Skip to content

Table of contents

Collapse all

Licensing virtual desktops 

As an alternative to installing Windows 11 Enterprise locally, an organization could choose to deploy virtual desktops so that the desktops themselves are running on a server and delivered to a user’s device. Users licensed with a Windows 11 Enterprise E3/E5 User SL can access virtual desktops using the following server solutions:

  • A customer-owned server, dedicated to them
  • A server managed by an Authorized Outsourcer
  • Using Azure Dedicated Host
  • Using Azure multi-tenant hardware
  • Using a CSP-Hoster partner’s multi-tenant hardware
  • Using the Azure Virtual Desktop service

You might notice that the Listed Providers are missing from this list – or rather, the three Listed Providers that are not Microsoft – Alibaba, Amazon, and Google, And, to confirm, Windows 11 Enterprise E3/E5 licenses can’t be used with the infrastructure of these organizations.

Windows 11 Enterprise E3/E5 licenses are upgrade licenses and require a Qualifying Operating System on the user’s device.

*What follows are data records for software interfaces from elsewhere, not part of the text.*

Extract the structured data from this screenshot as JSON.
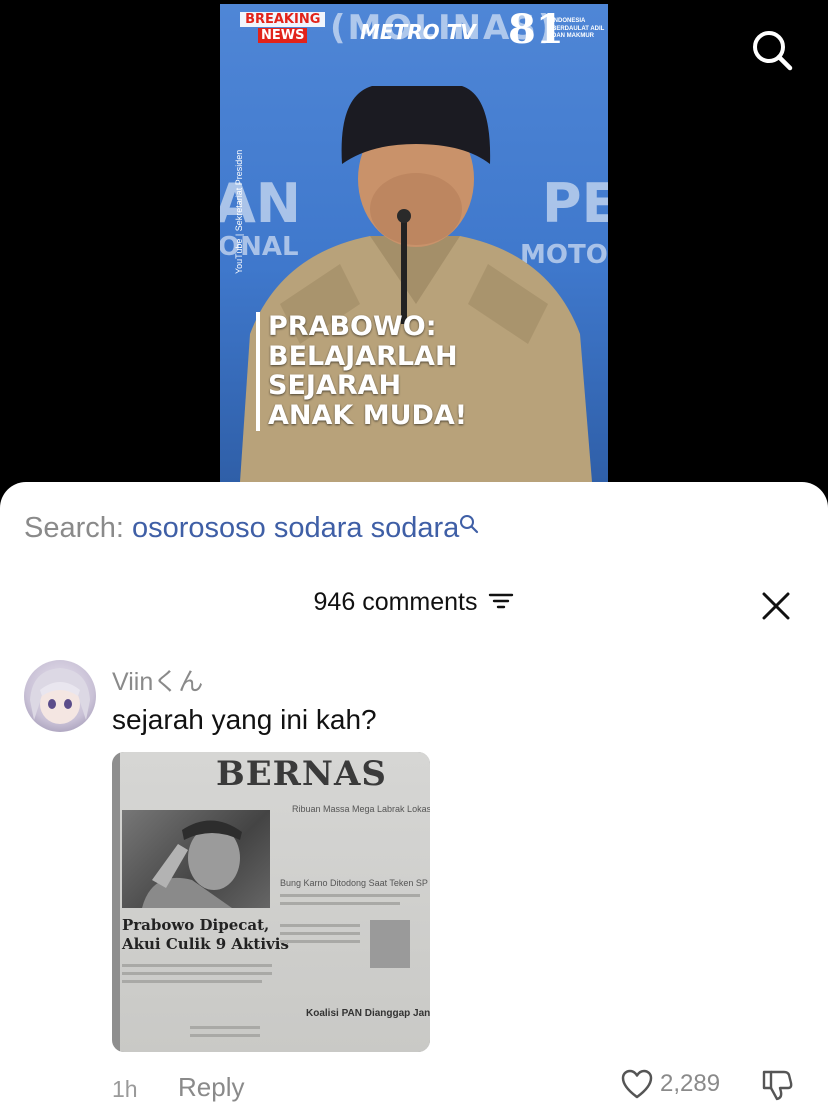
{
  "video": {
    "breaking_line1": "BREAKING",
    "breaking_line2": "NEWS",
    "channel_logo": "METRO TV",
    "anniversary_number": "81",
    "anniversary_tagline": "INDONESIA BERDAULAT ADIL DAN MAKMUR",
    "credit": "YouTube | Sekretariat Presiden",
    "headline_lines": [
      "PRABOWO:",
      "BELAJARLAH",
      "SEJARAH",
      "ANAK MUDA!"
    ],
    "search_icon": "search-icon"
  },
  "search": {
    "prefix": "Search:",
    "query": "osorososo sodara sodara"
  },
  "comments": {
    "count_label": "946 comments",
    "filter_icon": "filter-icon",
    "close_icon": "close-icon"
  },
  "comment": {
    "username": "Viinくん",
    "text": "sejarah yang ini kah?",
    "image": {
      "masthead": "BERNAS",
      "subhead1": "Ribuan Massa Mega Labrak Lokasi",
      "subhead2": "Bung Karno Ditodong Saat Teken SP",
      "headline_line1": "Prabowo Dipecat,",
      "headline_line2": "Akui Culik 9 Aktivis",
      "bottom_head": "Koalisi PAN Dianggap Janggal"
    },
    "time": "1h",
    "reply_label": "Reply",
    "likes": "2,289",
    "like_icon": "heart-icon",
    "dislike_icon": "thumbs-down-icon"
  }
}
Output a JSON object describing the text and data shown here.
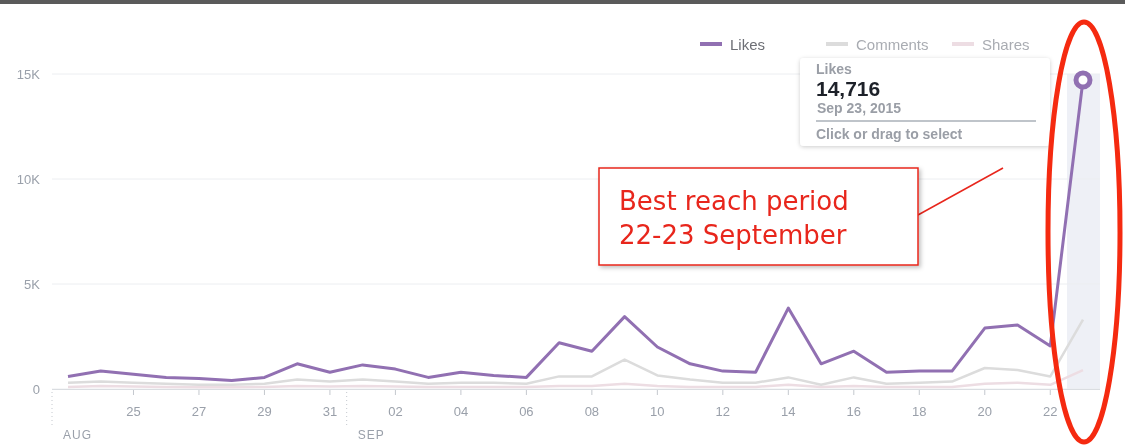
{
  "chart": {
    "chart_data": {
      "type": "line",
      "categories": [
        null,
        null,
        "25",
        null,
        "27",
        null,
        "29",
        null,
        "31",
        null,
        "02",
        null,
        "04",
        null,
        "06",
        null,
        "08",
        null,
        "10",
        null,
        "12",
        null,
        "14",
        null,
        "16",
        null,
        "18",
        null,
        "20",
        null,
        "22",
        null
      ],
      "series": [
        {
          "name": "Likes",
          "color": "#9170b2",
          "values": [
            600,
            850,
            700,
            550,
            500,
            400,
            550,
            1200,
            800,
            1150,
            950,
            550,
            800,
            650,
            550,
            2200,
            1800,
            3450,
            2000,
            1200,
            850,
            800,
            3850,
            1200,
            1800,
            800,
            850,
            850,
            2900,
            3050,
            2050,
            14716
          ]
        },
        {
          "name": "Comments",
          "color": "#dcdcdc",
          "values": [
            300,
            350,
            300,
            250,
            200,
            200,
            250,
            450,
            350,
            450,
            350,
            250,
            300,
            300,
            250,
            600,
            600,
            1400,
            650,
            450,
            300,
            300,
            550,
            200,
            550,
            250,
            300,
            350,
            1000,
            900,
            600,
            3300
          ]
        },
        {
          "name": "Shares",
          "color": "#eddde3",
          "values": [
            100,
            150,
            120,
            100,
            80,
            80,
            100,
            150,
            120,
            150,
            120,
            100,
            100,
            100,
            100,
            150,
            150,
            250,
            150,
            100,
            100,
            100,
            200,
            100,
            150,
            100,
            100,
            100,
            250,
            300,
            200,
            900
          ]
        }
      ],
      "legend": true,
      "ylim": [
        0,
        15000
      ],
      "yticks": [
        {
          "value": 0,
          "label": "0"
        },
        {
          "value": 5000,
          "label": "5K"
        },
        {
          "value": 10000,
          "label": "10K"
        },
        {
          "value": 15000,
          "label": "15K"
        }
      ]
    },
    "month_labels": [
      "AUG",
      "SEP"
    ],
    "tooltip": {
      "series": "Likes",
      "value": "14,716",
      "date": "Sep 23, 2015",
      "hint": "Click or drag to select"
    }
  },
  "callout": {
    "lines": [
      "Best reach period",
      "22-23 September"
    ]
  }
}
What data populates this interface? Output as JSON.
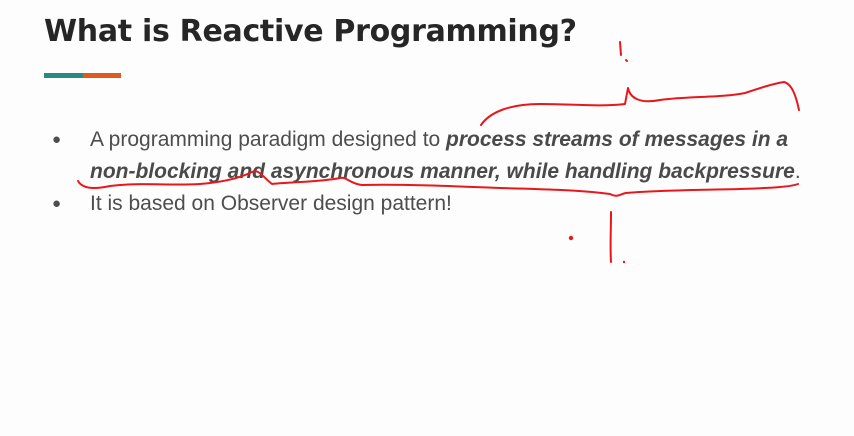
{
  "slide": {
    "title": "What is Reactive Programming?",
    "accent_colors": [
      "#2b8a7e",
      "#e0591f"
    ],
    "bullets": [
      {
        "pre": "A programming paradigm designed to ",
        "emphasis": "process streams of messages in a non-blocking and asynchronous manner, while handling backpressure",
        "post": "."
      },
      {
        "text": "It is based on Observer design pattern!"
      }
    ],
    "bullet_glyph": "●",
    "annotation_color": "#e8171c"
  }
}
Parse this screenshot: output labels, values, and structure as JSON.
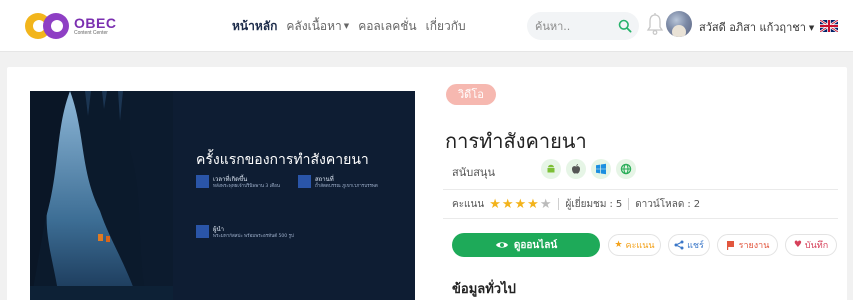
{
  "header": {
    "logo": {
      "text": "OBEC",
      "subtext": "Content Center"
    },
    "nav": [
      {
        "label": "หน้าหลัก",
        "active": true,
        "dropdown": false
      },
      {
        "label": "คลังเนื้อหา",
        "active": false,
        "dropdown": true
      },
      {
        "label": "คอลเลคชั่น",
        "active": false,
        "dropdown": false
      },
      {
        "label": "เกี่ยวกับ",
        "active": false,
        "dropdown": false
      }
    ],
    "search": {
      "placeholder": "ค้นหา..",
      "icon": "search-icon"
    },
    "user": {
      "name": "สวัสดี อภิสา แก้วฤาชา",
      "avatar": "avatar"
    },
    "language": {
      "icon": "uk-flag-icon"
    }
  },
  "media": {
    "type_badge": "วิดีโอ",
    "title": "การทำสังคายนา",
    "support_label": "สนับสนุน",
    "platforms": [
      "android-icon",
      "apple-icon",
      "windows-icon",
      "web-icon"
    ],
    "rating_label": "คะแนน",
    "rating_value": 4,
    "rating_max": 5,
    "views_label": "ผู้เยี่ยมชม",
    "views": "5",
    "downloads_label": "ดาวน์โหลด",
    "downloads": "2",
    "actions": {
      "online": "ดูออนไลน์",
      "rate": "คะแนน",
      "share": "แชร์",
      "report": "รายงาน",
      "save": "บันทึก"
    },
    "general_heading": "ข้อมูลทั่วไป"
  },
  "thumbnail": {
    "title": "ครั้งแรกของการทำสังคายนา",
    "blocks": [
      {
        "head": "เวลาที่เกิดขึ้น",
        "detail": "หลังพระพุทธเจ้าปรินิพพาน 3 เดือน"
      },
      {
        "head": "สถานที่",
        "detail": "ถ้ำสัตตบรรณ ภูเขาเวภารบรรพต"
      },
      {
        "head": "ผู้นำ",
        "detail": "พระมหากัสสปะ พร้อมพระอรหันต์ 500 รูป"
      }
    ]
  },
  "colors": {
    "accent_green": "#1eaa59",
    "badge_pink": "#f6b8b0",
    "star": "#f3b31b",
    "brand_purple": "#7b2fb0",
    "brand_yellow": "#f2b51c"
  }
}
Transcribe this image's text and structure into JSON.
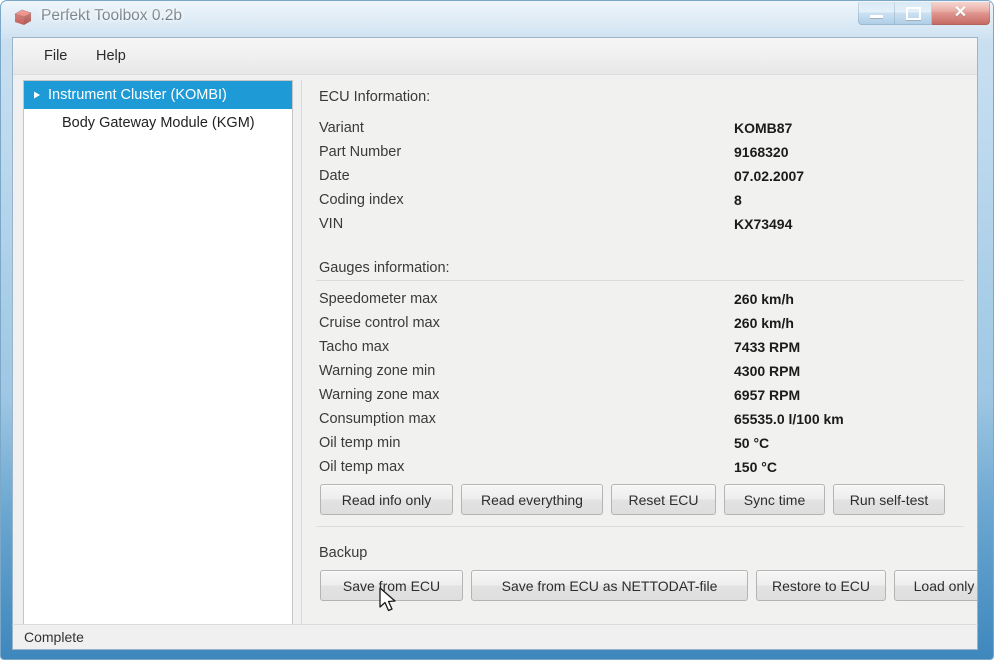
{
  "window": {
    "title": "Perfekt Toolbox 0.2b",
    "icon": "red-cube-icon",
    "controls": {
      "minimize": "–",
      "maximize": "□",
      "close": "✕"
    },
    "accent_color": "#1e9bd7",
    "close_color": "#c2392c"
  },
  "menubar": {
    "items": [
      {
        "label": "File"
      },
      {
        "label": "Help"
      }
    ]
  },
  "tree": {
    "items": [
      {
        "label": "Instrument Cluster (KOMBI)",
        "selected": true,
        "expanded": true
      },
      {
        "label": "Body Gateway Module (KGM)",
        "selected": false,
        "expanded": false
      }
    ]
  },
  "detail": {
    "ecu_section": {
      "heading": "ECU Information:",
      "rows": [
        {
          "label": "Variant",
          "value": "KOMB87"
        },
        {
          "label": "Part Number",
          "value": "9168320"
        },
        {
          "label": "Date",
          "value": "07.02.2007"
        },
        {
          "label": "Coding index",
          "value": "8"
        },
        {
          "label": "VIN",
          "value": "KX73494"
        }
      ]
    },
    "gauges_section": {
      "heading": "Gauges information:",
      "rows": [
        {
          "label": "Speedometer max",
          "value": "260 km/h"
        },
        {
          "label": "Cruise control max",
          "value": "260 km/h"
        },
        {
          "label": "Tacho max",
          "value": "7433 RPM"
        },
        {
          "label": "Warning zone min",
          "value": "4300 RPM"
        },
        {
          "label": "Warning zone max",
          "value": "6957 RPM"
        },
        {
          "label": "Consumption max",
          "value": "65535.0 l/100 km"
        },
        {
          "label": "Oil temp min",
          "value": "50 °C"
        },
        {
          "label": "Oil temp max",
          "value": "150 °C"
        }
      ]
    },
    "action_buttons": [
      {
        "label": "Read info only"
      },
      {
        "label": "Read everything"
      },
      {
        "label": "Reset ECU"
      },
      {
        "label": "Sync time"
      },
      {
        "label": "Run self-test"
      }
    ],
    "backup_section": {
      "heading": "Backup",
      "buttons": [
        {
          "label": "Save from ECU"
        },
        {
          "label": "Save from ECU as NETTODAT-file"
        },
        {
          "label": "Restore to ECU"
        },
        {
          "label": "Load only"
        }
      ]
    }
  },
  "statusbar": {
    "text": "Complete"
  }
}
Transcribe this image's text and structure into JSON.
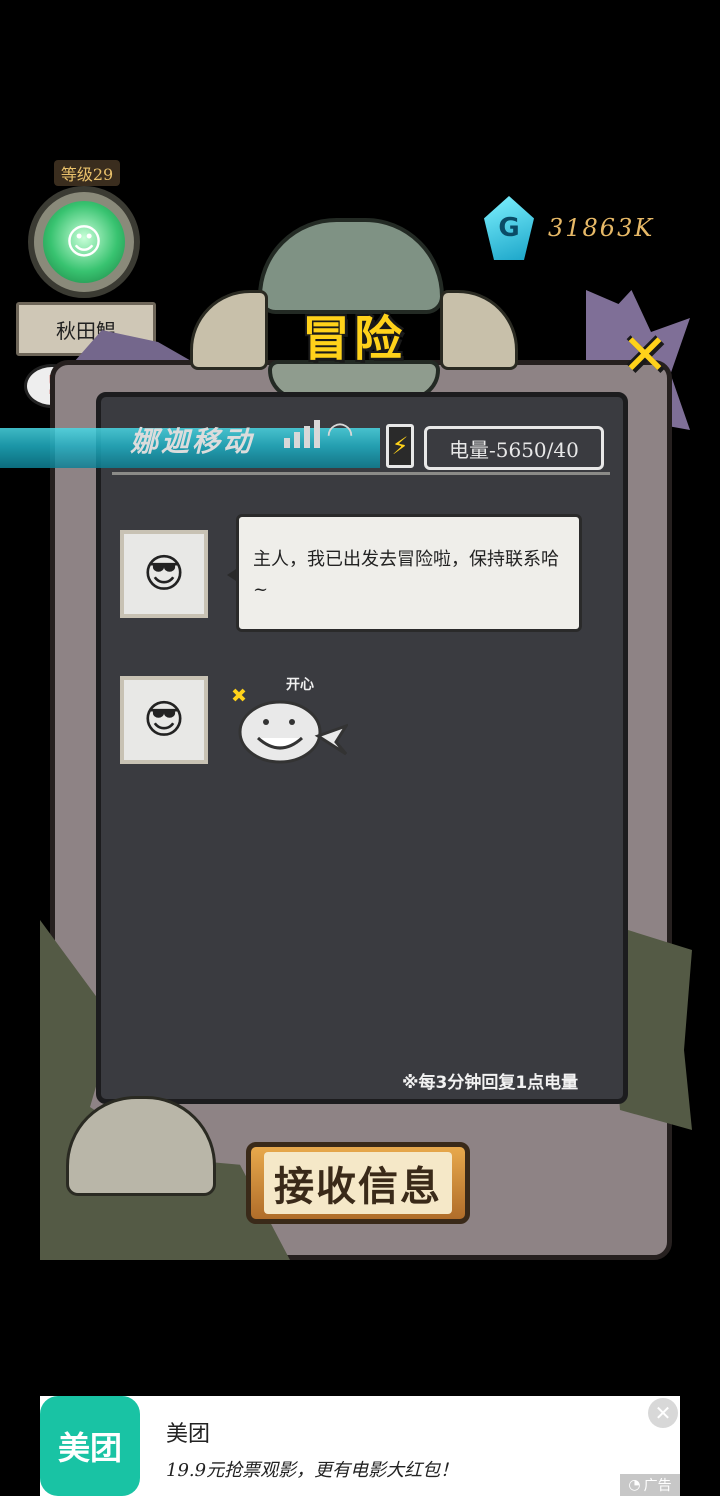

However, if a user is using a thin client or an iPad to access their desktop there won’t be a Qualifying Operating System, and in this case a VDA User SL is useful. VDA stands for Virtual Desktop Access and this license is specifically aimed at scenarios where access to a virtual desktop is required, but there’s no Qualifying Operating System on the device. It’s available in E3 and E5 flavors in the EA and MPSA and as an E3 license in CSP.

Users licensed with a VDA E3/E5 User SL can access virtual desktops using the same server solutions as listed above. In addition, they can access virtual desktops running in a Listed Provider’s servers which are dedicated to the customer’s use.

You can find a useful summary table here.